▶ _TASK ITEM_
Give back every record word for word, but keep the pictures out.

(Items from an interface collection)
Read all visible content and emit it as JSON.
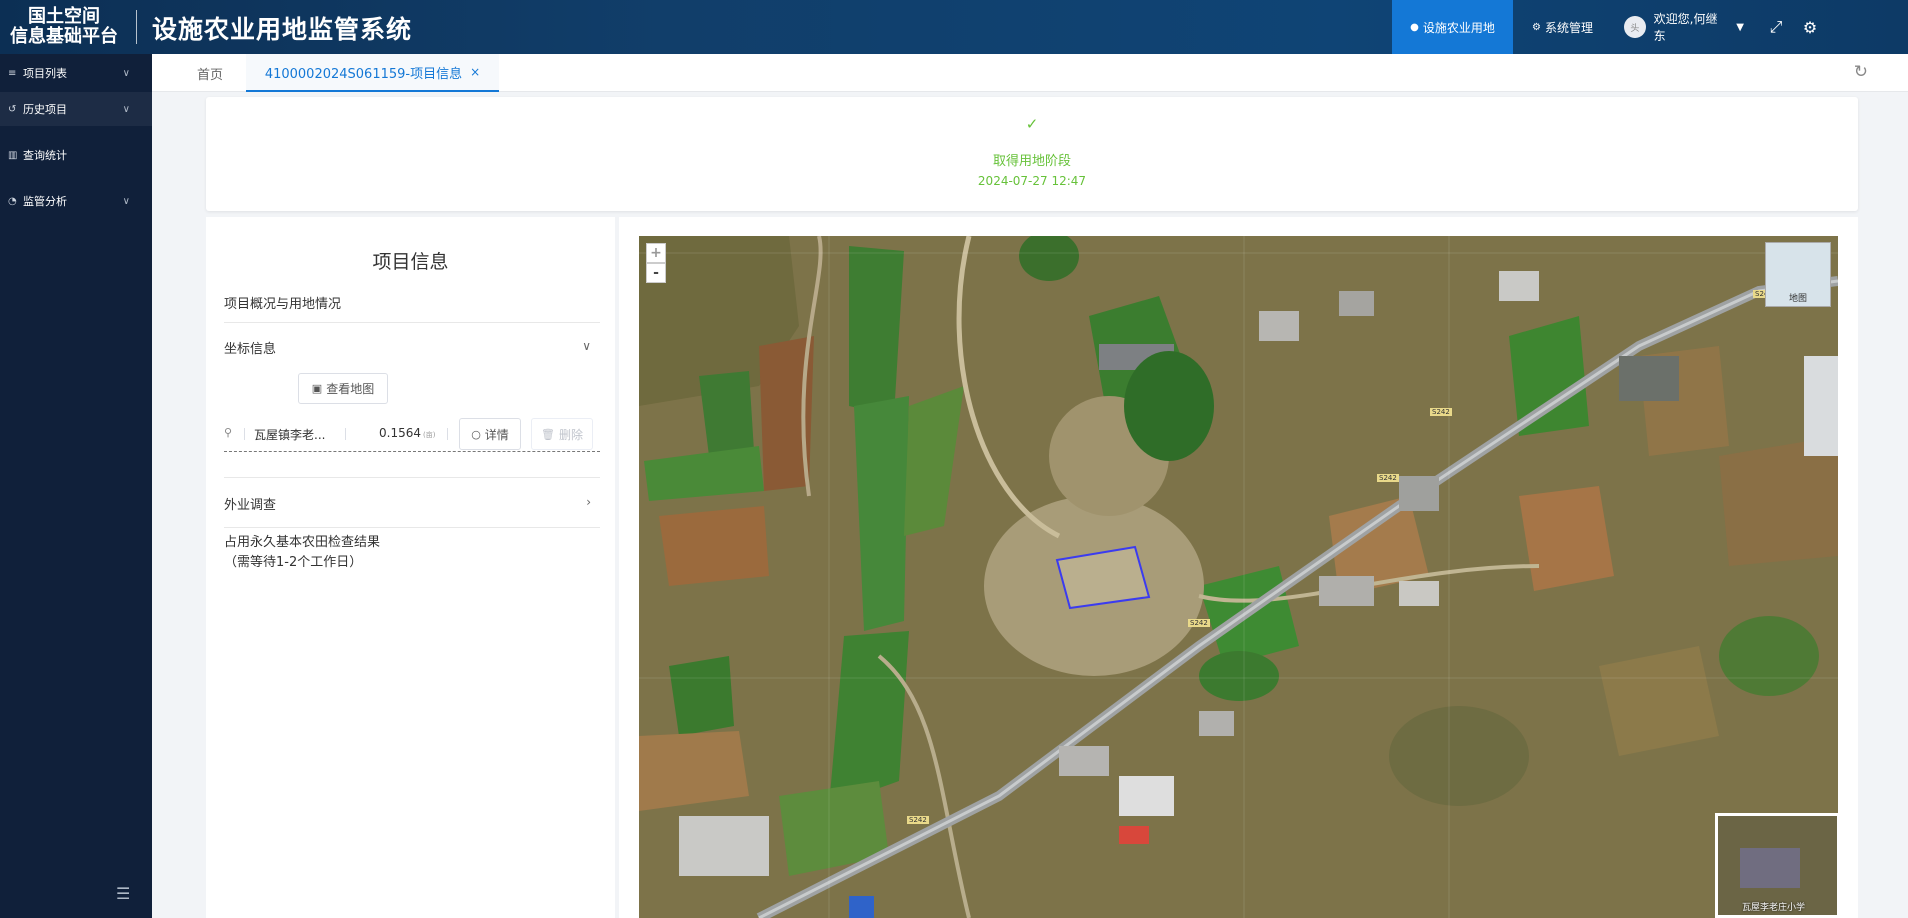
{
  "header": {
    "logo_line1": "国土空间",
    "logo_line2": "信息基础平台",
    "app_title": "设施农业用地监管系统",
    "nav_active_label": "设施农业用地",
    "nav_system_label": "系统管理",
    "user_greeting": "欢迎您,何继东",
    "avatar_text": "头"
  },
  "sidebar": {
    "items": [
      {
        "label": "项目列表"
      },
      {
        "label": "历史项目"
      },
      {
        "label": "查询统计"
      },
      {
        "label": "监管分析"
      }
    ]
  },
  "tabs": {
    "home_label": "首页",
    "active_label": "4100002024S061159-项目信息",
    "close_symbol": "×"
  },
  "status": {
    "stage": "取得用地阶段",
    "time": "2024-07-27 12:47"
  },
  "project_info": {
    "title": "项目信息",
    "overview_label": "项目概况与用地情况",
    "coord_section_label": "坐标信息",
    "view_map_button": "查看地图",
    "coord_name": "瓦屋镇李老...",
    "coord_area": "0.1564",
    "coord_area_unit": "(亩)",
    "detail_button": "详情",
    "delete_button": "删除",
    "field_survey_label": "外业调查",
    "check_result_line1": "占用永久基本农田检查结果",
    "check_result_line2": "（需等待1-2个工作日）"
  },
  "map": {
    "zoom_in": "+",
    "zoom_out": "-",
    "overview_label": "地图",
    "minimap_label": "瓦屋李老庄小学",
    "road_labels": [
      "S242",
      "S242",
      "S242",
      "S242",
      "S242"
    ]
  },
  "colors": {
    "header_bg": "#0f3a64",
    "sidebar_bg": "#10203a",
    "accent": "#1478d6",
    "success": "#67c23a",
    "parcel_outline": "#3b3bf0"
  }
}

▶ _ANSWER TO THIS PROBLEM_
Read all visible content and emit it as JSON.
{
  "header": {
    "logo_line1": "国土空间",
    "logo_line2": "信息基础平台",
    "app_title": "设施农业用地监管系统",
    "nav_active_label": "设施农业用地",
    "nav_system_label": "系统管理",
    "user_greeting": "欢迎您,何继东",
    "avatar_text": "头"
  },
  "sidebar": {
    "items": [
      {
        "label": "项目列表"
      },
      {
        "label": "历史项目"
      },
      {
        "label": "查询统计"
      },
      {
        "label": "监管分析"
      }
    ]
  },
  "tabs": {
    "home_label": "首页",
    "active_label": "4100002024S061159-项目信息",
    "close_symbol": "×"
  },
  "status": {
    "stage": "取得用地阶段",
    "time": "2024-07-27 12:47"
  },
  "project_info": {
    "title": "项目信息",
    "overview_label": "项目概况与用地情况",
    "coord_section_label": "坐标信息",
    "view_map_button": "查看地图",
    "coord_name": "瓦屋镇李老...",
    "coord_area": "0.1564",
    "coord_area_unit": "(亩)",
    "detail_button": "详情",
    "delete_button": "删除",
    "field_survey_label": "外业调查",
    "check_result_line1": "占用永久基本农田检查结果",
    "check_result_line2": "（需等待1-2个工作日）"
  },
  "map": {
    "zoom_in": "+",
    "zoom_out": "-",
    "overview_label": "地图",
    "minimap_label": "瓦屋李老庄小学",
    "road_labels": [
      "S242",
      "S242",
      "S242",
      "S242",
      "S242"
    ]
  },
  "colors": {
    "header_bg": "#0f3a64",
    "sidebar_bg": "#10203a",
    "accent": "#1478d6",
    "success": "#67c23a",
    "parcel_outline": "#3b3bf0"
  }
}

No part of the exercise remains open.